Growing up in a virtually monocultural, monolinguistic part of Northern Ireland, I’d had little if any exposure to other languages before I went for a French taster lesson at my prospective new secondary school at the age of 11. But from that day on I was hooked. The excitement of understanding that I could learn a code that would let me communicate with millions of people who might not speak English has never left me; I’m still fascinated by languages, how we learn them and how we might help people to learn them more effectively.
After studying French and German at St Andrews, including a year in Strasbourg and a term in Berlin, I began my working life as a secondary school foreign language teacher. After ten enjoyable years, and having become more and more involved in teacher education, I moved to Homerton College, Cambridge, to help co-ordinate the languages PGCE course. A final move to the Faculty of Education, where I am now based, has allowed me to continue my involvement with teachers, to work on a wide range of courses related to second language education and to focus my research in the fields of teacher learning, foreign languages pedagogy and languages policy.
My chief research interest has been how people’s beliefs about their capacity for language learning influences their motivation and progression. In particular, the focus has been on how the sociocultural environment (influenced by everything from government policy to school culture) influences such beliefs, and how we might develop pedagogical approaches that benefit and sustain language learning. For the last few years I have been researching metaphor as a way of accessing and shaping beliefs to make them conducive to language learning. The Creative Multilingualism project offers an exciting opportunity to work with Suzanne Graham in Strand 7 to understand whether students’ literacy and motivation are developed when they deal with texts containing figurative and metaphorical language that require them to produce creative and personal responses. The role of metaphor in this process is a key focus, and offers opportunities for collaboration across other strands on this project and with experts worldwide.
Running in parallel with my ongoing attempts to get beyond beginners’ Spanish, I’m looking forward to learning a new language as part of the Creative Multilingualism team challenge, and am leaning towards Norwegian. Spennende tider og spennende muligheter!
Fisher, L. (forthcoming 2016) 'Researching learners' and teachers' beliefs about language using metaphor'. Encyclopedia of Language and Education. Volume 3. US: Springer.

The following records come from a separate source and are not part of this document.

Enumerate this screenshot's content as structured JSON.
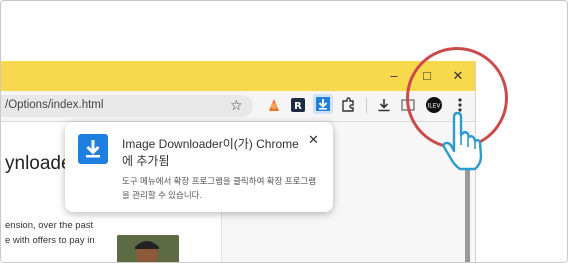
{
  "browser": {
    "url": "/Options/index.html",
    "window_controls": {
      "minimize": "–",
      "maximize": "□",
      "close": "✕"
    },
    "bookmark_icon": "star-icon",
    "more_icon": "vertical-ellipsis-icon"
  },
  "page": {
    "heading": "ynloade",
    "paragraph_lines": [
      "ension, over the past",
      "e with offers to pay in"
    ]
  },
  "popup": {
    "title": "Image Downloader이(가) Chrome 에 추가됨",
    "description": "도구 메뉴에서 확장 프로그램을 클릭하여 확장 프로그램을 관리할 수 있습니다.",
    "close_label": "✕",
    "icon": "download-icon"
  },
  "toolbar_icons": [
    "fox-extension-icon",
    "r-extension-icon",
    "image-downloader-icon",
    "puzzle-extensions-icon",
    "downloads-icon",
    "profile-avatar-icon",
    "more-menu-icon"
  ],
  "colors": {
    "titlebar": "#f8d84c",
    "highlight_circle": "#cc4a4a",
    "accent": "#1f7fe0"
  }
}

Fisher, L. (2013) 'Discerning Change in Young Students’ Beliefs about their Language Learning through the use of Metaphor Elicitation in the Classroom', Research Papers in Education 28(3), 373-392
Evans, M. and Fisher, L. (2010) 'Translating policy into practice: the impact of the KS3 Framework for MFL on language teaching and learning in schools', Research Papers in Education, 25(4), 479-493
Evans, M. and Fisher, L. (2009) Language Learning at Key Stage 3: The Impact of the Key Stage 3 Modern Foreign Languages Framework and changes to the curriculum on provision and practice. DCSF.